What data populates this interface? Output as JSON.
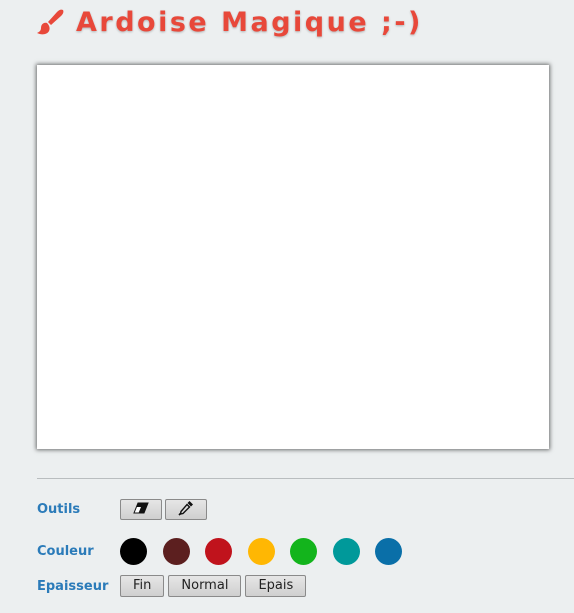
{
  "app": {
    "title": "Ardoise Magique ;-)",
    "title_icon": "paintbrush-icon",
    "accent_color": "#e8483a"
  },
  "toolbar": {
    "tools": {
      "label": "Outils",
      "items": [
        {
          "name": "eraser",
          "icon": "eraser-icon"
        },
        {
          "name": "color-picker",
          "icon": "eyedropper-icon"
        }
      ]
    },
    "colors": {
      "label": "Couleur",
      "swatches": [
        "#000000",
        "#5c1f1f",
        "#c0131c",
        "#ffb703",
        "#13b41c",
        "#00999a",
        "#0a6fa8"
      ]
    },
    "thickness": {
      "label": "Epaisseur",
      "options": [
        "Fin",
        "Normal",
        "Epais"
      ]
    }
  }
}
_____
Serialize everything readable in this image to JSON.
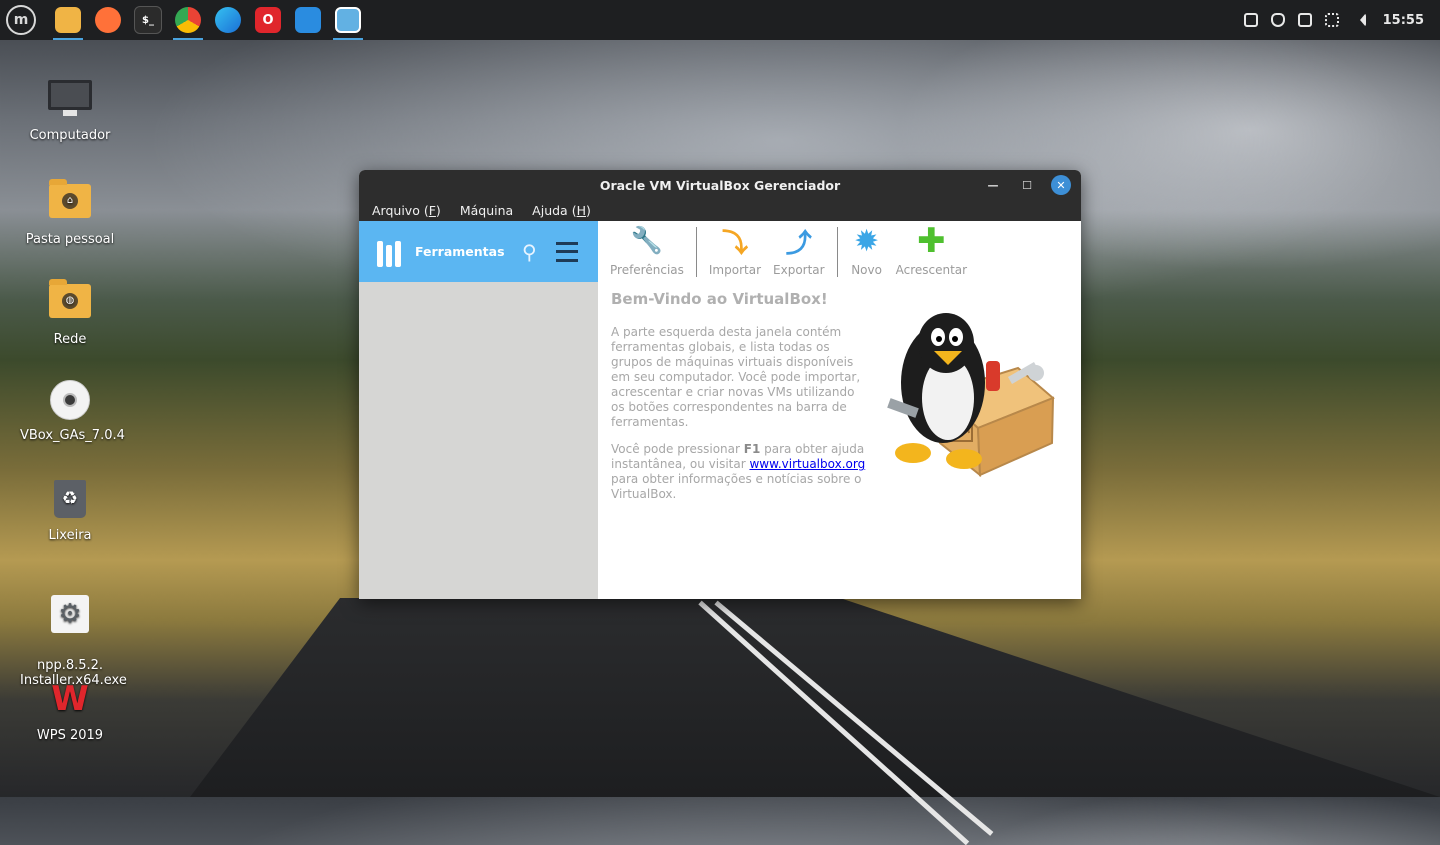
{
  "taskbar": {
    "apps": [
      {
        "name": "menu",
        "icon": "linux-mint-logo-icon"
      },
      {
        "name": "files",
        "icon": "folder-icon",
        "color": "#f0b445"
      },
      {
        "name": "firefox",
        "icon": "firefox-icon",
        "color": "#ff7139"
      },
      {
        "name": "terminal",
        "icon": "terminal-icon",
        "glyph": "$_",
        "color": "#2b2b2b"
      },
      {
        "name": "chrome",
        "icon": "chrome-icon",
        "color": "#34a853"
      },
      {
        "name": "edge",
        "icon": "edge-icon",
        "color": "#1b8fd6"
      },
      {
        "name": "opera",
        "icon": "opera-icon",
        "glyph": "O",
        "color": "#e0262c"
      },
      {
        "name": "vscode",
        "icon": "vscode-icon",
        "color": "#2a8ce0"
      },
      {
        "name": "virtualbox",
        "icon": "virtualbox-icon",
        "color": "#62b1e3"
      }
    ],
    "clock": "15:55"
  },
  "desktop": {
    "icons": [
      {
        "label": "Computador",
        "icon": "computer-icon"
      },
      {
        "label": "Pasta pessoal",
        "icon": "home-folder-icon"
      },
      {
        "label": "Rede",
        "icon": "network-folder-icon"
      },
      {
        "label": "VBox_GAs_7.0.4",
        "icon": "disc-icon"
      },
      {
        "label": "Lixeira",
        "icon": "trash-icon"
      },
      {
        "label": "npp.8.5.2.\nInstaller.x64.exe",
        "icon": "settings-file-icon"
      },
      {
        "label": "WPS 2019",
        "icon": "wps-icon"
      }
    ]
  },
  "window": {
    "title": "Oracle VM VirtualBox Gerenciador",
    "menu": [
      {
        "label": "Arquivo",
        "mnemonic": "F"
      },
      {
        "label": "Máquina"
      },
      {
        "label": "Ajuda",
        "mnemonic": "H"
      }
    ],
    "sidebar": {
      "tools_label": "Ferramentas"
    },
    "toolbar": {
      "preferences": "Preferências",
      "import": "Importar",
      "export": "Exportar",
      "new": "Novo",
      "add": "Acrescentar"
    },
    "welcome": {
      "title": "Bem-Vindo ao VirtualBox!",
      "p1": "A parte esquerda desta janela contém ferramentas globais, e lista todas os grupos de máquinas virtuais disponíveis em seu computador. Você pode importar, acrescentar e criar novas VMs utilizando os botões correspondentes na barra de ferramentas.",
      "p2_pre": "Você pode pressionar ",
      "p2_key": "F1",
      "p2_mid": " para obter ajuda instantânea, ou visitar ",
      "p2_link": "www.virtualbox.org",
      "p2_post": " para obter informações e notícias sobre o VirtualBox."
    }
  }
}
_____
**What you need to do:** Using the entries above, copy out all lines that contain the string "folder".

**Final answer:**
        "icon": "folder-icon",
        "icon": "home-folder-icon"
        "icon": "network-folder-icon"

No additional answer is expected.